Pecan Honey Sticky Buns are a delicious brioche version of cinnamon buns. I made brioche for the first time earlier this year and wrapped it around sausage. But I think this cross between a pastry and a bread is much better suited to cinnamon buns and breakfast treats!
A good cinnamon bun is hard to come by in these parts. They're often covered in a too-sweet icing, have an artificial, almost tinny taste, usually don't have any raisins, and taste more like biscuits with cinnamon sprinkled here and there.

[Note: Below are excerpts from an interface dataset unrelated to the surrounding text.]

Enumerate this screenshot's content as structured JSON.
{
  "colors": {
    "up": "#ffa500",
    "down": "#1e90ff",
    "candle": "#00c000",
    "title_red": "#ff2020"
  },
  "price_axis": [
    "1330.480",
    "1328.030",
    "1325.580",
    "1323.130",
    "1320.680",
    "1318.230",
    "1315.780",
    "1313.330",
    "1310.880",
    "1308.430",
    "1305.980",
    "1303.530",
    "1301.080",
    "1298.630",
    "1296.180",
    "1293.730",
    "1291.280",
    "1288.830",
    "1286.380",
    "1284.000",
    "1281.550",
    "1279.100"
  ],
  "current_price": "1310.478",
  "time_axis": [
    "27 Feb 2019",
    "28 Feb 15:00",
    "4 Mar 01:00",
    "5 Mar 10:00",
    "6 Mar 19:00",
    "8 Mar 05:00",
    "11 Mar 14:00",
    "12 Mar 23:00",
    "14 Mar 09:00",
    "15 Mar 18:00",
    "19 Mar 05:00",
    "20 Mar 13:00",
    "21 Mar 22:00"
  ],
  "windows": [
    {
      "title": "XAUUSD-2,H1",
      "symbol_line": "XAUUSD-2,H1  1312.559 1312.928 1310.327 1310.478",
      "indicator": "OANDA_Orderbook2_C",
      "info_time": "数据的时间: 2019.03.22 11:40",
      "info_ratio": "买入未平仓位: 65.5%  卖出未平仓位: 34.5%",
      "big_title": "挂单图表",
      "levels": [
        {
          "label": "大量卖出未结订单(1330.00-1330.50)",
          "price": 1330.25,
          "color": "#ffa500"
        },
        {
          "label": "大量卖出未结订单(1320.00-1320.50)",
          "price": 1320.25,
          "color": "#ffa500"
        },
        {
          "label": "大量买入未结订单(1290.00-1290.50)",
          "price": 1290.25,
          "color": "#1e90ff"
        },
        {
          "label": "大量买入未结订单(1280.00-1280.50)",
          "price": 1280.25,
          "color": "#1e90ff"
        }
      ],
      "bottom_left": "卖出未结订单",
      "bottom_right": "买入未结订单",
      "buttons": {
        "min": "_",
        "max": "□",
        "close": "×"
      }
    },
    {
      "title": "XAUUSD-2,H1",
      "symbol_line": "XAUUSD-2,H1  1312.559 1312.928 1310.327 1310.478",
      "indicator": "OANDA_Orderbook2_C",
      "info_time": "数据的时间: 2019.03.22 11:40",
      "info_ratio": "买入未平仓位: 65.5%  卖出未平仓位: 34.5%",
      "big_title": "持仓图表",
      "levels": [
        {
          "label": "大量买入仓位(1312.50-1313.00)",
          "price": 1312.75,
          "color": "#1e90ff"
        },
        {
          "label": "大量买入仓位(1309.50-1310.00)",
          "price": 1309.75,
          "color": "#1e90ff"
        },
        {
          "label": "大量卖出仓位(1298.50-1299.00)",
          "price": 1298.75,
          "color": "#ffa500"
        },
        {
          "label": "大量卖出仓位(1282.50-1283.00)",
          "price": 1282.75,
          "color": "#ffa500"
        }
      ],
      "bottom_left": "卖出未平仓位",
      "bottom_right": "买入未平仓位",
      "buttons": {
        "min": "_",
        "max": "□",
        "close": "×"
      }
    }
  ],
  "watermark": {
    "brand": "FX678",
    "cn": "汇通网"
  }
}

I used to love coming home after school, opening the door, and smelling the sweet scent of homemade cinnamon buns. My mom's (and my aunt's) cinnamon buns are still one of my favorite treats. For awhile, there were cinnamon bun cafés popping up everywhere (Cinnamon Inn and DJ Cinnamon are two places I remember going to on Sundays after church) where the cinnamon buns tasted almost as good as homemade. Now, they’ve been replaced with Starbucks or other trendy coffee shops.
I followed Dorie's instructions and made a full batch of brioche dough using my stand mixer. And, even though Dorie recommends not cutting the brioche dough in half, I did and threw it in my bread maker on the sweet dough setting to see what would happen. I also wanted to compare this version of cinnamon buns to the ones I usually make using my family's cinnamon bun recipe.
• Brioche with the stand mixer: This sticky bun turned out perfectly. The crumb was tender and rich. They were tall and bursting with sticky goodness. These were one taster's favorite, and commented how they melt in your mouth. It must be all the butter!
• Brioche with the bread maker: These buns didn't rise as much, and the dough was more chewy, but I liked them a little better than the ones with the stand mixer. They were closer in texture to the cinnamon buns I'm more familiar with. One taster couldn't tell the difference between this bun and the one made with the stand mixer. And how easy it is to just throw it in the bread maker on the dough setting!
• My family's cinnamon bun recipe: Guess what. This was my favorite. I think this is because it's what I grew up with. Brioche wasn't on the menu at my house in my formative years.
More Playing Around
I also tried smearing Dulce de Leche instead of butter on some of the sticky buns. And on another batch I spread both Dulce de Leche and melted chocolate for a real decadent treat. Both turned out to be a nice variation, although the Dulce de Leche didn't taste significantly different from regular cinnamon buns.
You can find the recipe for Pecan Honey Sticky Buns at this blog Madam Chow’s Kitchen or in the book Baking: From My Home to Yours by Dorie Greenspan. To see how the rest of the TWD group fared with this week's recipe, click here and then click on each blogger!
Aunt Joyce's Recipe for Buns, Bread, or Cinnamon Buns
Makes 4 loaves or 80 small buns
1 cup warm water
2 teaspoons sugar
2 packages or 2 tablespoons yeast
3 cups warm water
1 cup warm milk
6 tablespoons butter, melted
6 tablespoons sugar
4 teaspoons salt
1 egg, slightly beaten (optional)
16 cups flour, plus more if needed
Mix water, sugar, and yeast and let stand for 10 minutes.
Heat water and milk, and melt butter. Mix the water, milk, and butter. Ensure that this mixture is not too hot to kill the yeast before mixing it with the yeast mixture. Stir in the sugar, salt, and egg. Stir in the flour. Turn out onto a lightly floured board. Knead until smooth and elastic.
Put dough in a greased bowl, turning to grease top. Cover. Let rise in warm place until doubled in volume (about 1½ hours). Punch down, turn out onto lightly floured board. Cover and let rise 20 minutes. Form into loaves, buns, or cinnamon buns. (If making cinnamon buns, follow Dorie's recipe for the glaze and filling, adding raisins if you like.) Let rise until doubled in size (about 1 hour).
Bake at 375˚F for 25-30 minutes for loaves.
For variety, I would make this brioche version again, especially since I found out it works in my bread maker as a half recipe! I think chopping up the nuts would be better so that you don't get a whole mouthful of crunch. The amount of cinnamon and sugar and butter rolled up in the bun was perfect (especially with the addition of some raisins). And the delicious, sticky mixture of honey, sugar, and butter poured in the bottom of the pan is definitely worth repeating. Maybe a little less honey next time would be slightly better. Now, what to do with 6 dozen cinnamon buns and a freezer full of stock!
Recipe for Next Week (June 2)
French Chocolate Brownies on pages 92-93 chosen by Di’s Kitchen Notebook.